> **Task to carry out**
Each of the entries beneath this task should be written out exactly.
[[ Supplied data open ]]
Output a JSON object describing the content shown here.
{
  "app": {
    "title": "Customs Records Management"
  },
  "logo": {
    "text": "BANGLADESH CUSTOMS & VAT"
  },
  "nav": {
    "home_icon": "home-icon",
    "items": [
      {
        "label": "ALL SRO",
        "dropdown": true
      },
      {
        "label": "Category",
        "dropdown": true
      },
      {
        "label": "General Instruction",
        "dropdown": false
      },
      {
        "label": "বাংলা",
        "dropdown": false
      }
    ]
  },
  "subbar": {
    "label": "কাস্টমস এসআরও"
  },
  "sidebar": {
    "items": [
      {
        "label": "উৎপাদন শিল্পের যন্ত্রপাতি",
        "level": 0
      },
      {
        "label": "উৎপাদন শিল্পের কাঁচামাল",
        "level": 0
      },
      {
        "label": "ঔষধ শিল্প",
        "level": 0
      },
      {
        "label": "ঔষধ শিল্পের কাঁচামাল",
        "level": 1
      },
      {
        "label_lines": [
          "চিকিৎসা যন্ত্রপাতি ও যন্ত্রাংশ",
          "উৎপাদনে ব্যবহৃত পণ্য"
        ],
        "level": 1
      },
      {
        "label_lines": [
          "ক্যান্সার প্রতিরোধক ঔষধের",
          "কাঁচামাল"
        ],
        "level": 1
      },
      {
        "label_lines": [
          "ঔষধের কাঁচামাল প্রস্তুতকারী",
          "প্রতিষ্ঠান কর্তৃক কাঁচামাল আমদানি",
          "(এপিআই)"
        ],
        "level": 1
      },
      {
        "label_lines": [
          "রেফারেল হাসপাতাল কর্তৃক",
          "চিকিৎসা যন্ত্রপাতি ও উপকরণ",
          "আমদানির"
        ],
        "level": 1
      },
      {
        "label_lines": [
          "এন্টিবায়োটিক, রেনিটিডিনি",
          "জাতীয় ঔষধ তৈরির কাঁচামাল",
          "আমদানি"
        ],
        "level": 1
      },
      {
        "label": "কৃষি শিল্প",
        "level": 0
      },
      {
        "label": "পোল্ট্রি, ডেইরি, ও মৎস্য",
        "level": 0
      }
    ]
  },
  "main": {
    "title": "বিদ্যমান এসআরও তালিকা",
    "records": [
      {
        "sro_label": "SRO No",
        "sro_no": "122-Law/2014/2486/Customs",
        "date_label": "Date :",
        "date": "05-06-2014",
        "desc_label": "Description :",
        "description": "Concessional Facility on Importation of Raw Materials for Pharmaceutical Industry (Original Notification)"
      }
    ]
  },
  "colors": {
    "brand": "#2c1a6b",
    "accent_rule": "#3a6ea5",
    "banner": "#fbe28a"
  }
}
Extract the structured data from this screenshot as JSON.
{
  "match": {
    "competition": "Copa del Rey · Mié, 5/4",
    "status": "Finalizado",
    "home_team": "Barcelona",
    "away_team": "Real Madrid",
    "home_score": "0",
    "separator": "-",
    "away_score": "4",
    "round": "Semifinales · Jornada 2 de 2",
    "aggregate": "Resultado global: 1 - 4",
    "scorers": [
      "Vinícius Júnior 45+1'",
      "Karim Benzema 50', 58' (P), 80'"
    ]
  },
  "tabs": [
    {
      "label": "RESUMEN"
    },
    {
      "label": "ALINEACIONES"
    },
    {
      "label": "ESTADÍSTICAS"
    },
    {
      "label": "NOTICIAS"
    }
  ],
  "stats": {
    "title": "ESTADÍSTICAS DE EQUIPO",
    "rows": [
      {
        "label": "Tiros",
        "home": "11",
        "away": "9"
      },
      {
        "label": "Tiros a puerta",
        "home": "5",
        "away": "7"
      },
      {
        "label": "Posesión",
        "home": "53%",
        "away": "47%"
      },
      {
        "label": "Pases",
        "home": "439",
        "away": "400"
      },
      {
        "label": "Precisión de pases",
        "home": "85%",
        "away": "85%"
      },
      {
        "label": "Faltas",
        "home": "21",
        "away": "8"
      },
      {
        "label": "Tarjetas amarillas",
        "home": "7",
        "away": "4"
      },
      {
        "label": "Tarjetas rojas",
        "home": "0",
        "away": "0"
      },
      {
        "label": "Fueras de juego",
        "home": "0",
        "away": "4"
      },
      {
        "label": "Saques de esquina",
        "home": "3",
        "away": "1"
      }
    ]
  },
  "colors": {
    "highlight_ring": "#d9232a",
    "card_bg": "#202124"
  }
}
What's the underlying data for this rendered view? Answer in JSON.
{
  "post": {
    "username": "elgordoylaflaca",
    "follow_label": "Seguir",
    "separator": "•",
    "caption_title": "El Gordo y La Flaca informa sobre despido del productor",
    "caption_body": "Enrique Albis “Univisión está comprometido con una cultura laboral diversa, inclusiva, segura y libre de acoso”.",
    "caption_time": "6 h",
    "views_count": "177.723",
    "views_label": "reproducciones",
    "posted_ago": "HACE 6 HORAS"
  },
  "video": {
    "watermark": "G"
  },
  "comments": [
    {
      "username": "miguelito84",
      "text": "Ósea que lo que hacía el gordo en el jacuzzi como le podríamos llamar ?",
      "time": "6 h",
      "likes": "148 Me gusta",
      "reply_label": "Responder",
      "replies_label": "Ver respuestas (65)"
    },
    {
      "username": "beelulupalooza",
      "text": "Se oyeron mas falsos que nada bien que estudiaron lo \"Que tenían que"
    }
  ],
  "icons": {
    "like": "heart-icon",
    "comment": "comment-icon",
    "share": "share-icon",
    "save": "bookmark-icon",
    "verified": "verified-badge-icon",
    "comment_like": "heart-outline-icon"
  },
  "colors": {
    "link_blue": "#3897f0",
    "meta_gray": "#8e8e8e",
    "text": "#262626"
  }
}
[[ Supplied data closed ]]
> **Reply**
Output a JSON object describing the content shown here.
{
  "app": {
    "title": "Customs Records Management"
  },
  "logo": {
    "text": "BANGLADESH CUSTOMS & VAT"
  },
  "nav": {
    "home_icon": "home-icon",
    "items": [
      {
        "label": "ALL SRO",
        "dropdown": true
      },
      {
        "label": "Category",
        "dropdown": true
      },
      {
        "label": "General Instruction",
        "dropdown": false
      },
      {
        "label": "বাংলা",
        "dropdown": false
      }
    ]
  },
  "subbar": {
    "label": "কাস্টমস এসআরও"
  },
  "sidebar": {
    "items": [
      {
        "label": "উৎপাদন শিল্পের যন্ত্রপাতি",
        "level": 0
      },
      {
        "label": "উৎপাদন শিল্পের কাঁচামাল",
        "level": 0
      },
      {
        "label": "ঔষধ শিল্প",
        "level": 0
      },
      {
        "label": "ঔষধ শিল্পের কাঁচামাল",
        "level": 1
      },
      {
        "label_lines": [
          "চিকিৎসা যন্ত্রপাতি ও যন্ত্রাংশ",
          "উৎপাদনে ব্যবহৃত পণ্য"
        ],
        "level": 1
      },
      {
        "label_lines": [
          "ক্যান্সার প্রতিরোধক ঔষধের",
          "কাঁচামাল"
        ],
        "level": 1
      },
      {
        "label_lines": [
          "ঔষধের কাঁচামাল প্রস্তুতকারী",
          "প্রতিষ্ঠান কর্তৃক কাঁচামাল আমদানি",
          "(এপিআই)"
        ],
        "level": 1
      },
      {
        "label_lines": [
          "রেফারেল হাসপাতাল কর্তৃক",
          "চিকিৎসা যন্ত্রপাতি ও উপকরণ",
          "আমদানির"
        ],
        "level": 1
      },
      {
        "label_lines": [
          "এন্টিবায়োটিক, রেনিটিডিনি",
          "জাতীয় ঔষধ তৈরির কাঁচামাল",
          "আমদানি"
        ],
        "level": 1
      },
      {
        "label": "কৃষি শিল্প",
        "level": 0
      },
      {
        "label": "পোল্ট্রি, ডেইরি, ও মৎস্য",
        "level": 0
      }
    ]
  },
  "main": {
    "title": "বিদ্যমান এসআরও তালিকা",
    "records": [
      {
        "sro_label": "SRO No",
        "sro_no": "122-Law/2014/2486/Customs",
        "date_label": "Date :",
        "date": "05-06-2014",
        "desc_label": "Description :",
        "description": "Concessional Facility on Importation of Raw Materials for Pharmaceutical Industry (Original Notification)"
      }
    ]
  },
  "colors": {
    "brand": "#2c1a6b",
    "accent_rule": "#3a6ea5",
    "banner": "#fbe28a"
  }
}
Extract the structured data from this screenshot as JSON.
{
  "match": {
    "competition": "Copa del Rey · Mié, 5/4",
    "status": "Finalizado",
    "home_team": "Barcelona",
    "away_team": "Real Madrid",
    "home_score": "0",
    "separator": "-",
    "away_score": "4",
    "round": "Semifinales · Jornada 2 de 2",
    "aggregate": "Resultado global: 1 - 4",
    "scorers": [
      "Vinícius Júnior 45+1'",
      "Karim Benzema 50', 58' (P), 80'"
    ]
  },
  "tabs": [
    {
      "label": "RESUMEN"
    },
    {
      "label": "ALINEACIONES"
    },
    {
      "label": "ESTADÍSTICAS"
    },
    {
      "label": "NOTICIAS"
    }
  ],
  "stats": {
    "title": "ESTADÍSTICAS DE EQUIPO",
    "rows": [
      {
        "label": "Tiros",
        "home": "11",
        "away": "9"
      },
      {
        "label": "Tiros a puerta",
        "home": "5",
        "away": "7"
      },
      {
        "label": "Posesión",
        "home": "53%",
        "away": "47%"
      },
      {
        "label": "Pases",
        "home": "439",
        "away": "400"
      },
      {
        "label": "Precisión de pases",
        "home": "85%",
        "away": "85%"
      },
      {
        "label": "Faltas",
        "home": "21",
        "away": "8"
      },
      {
        "label": "Tarjetas amarillas",
        "home": "7",
        "away": "4"
      },
      {
        "label": "Tarjetas rojas",
        "home": "0",
        "away": "0"
      },
      {
        "label": "Fueras de juego",
        "home": "0",
        "away": "4"
      },
      {
        "label": "Saques de esquina",
        "home": "3",
        "away": "1"
      }
    ]
  },
  "colors": {
    "highlight_ring": "#d9232a",
    "card_bg": "#202124"
  }
}
What's the underlying data for this rendered view? Answer in JSON.
{
  "post": {
    "username": "elgordoylaflaca",
    "follow_label": "Seguir",
    "separator": "•",
    "caption_title": "El Gordo y La Flaca informa sobre despido del productor",
    "caption_body": "Enrique Albis “Univisión está comprometido con una cultura laboral diversa, inclusiva, segura y libre de acoso”.",
    "caption_time": "6 h",
    "views_count": "177.723",
    "views_label": "reproducciones",
    "posted_ago": "HACE 6 HORAS"
  },
  "video": {
    "watermark": "G"
  },
  "comments": [
    {
      "username": "miguelito84",
      "text": "Ósea que lo que hacía el gordo en el jacuzzi como le podríamos llamar ?",
      "time": "6 h",
      "likes": "148 Me gusta",
      "reply_label": "Responder",
      "replies_label": "Ver respuestas (65)"
    },
    {
      "username": "beelulupalooza",
      "text": "Se oyeron mas falsos que nada bien que estudiaron lo \"Que tenían que"
    }
  ],
  "icons": {
    "like": "heart-icon",
    "comment": "comment-icon",
    "share": "share-icon",
    "save": "bookmark-icon",
    "verified": "verified-badge-icon",
    "comment_like": "heart-outline-icon"
  },
  "colors": {
    "link_blue": "#3897f0",
    "meta_gray": "#8e8e8e",
    "text": "#262626"
  }
}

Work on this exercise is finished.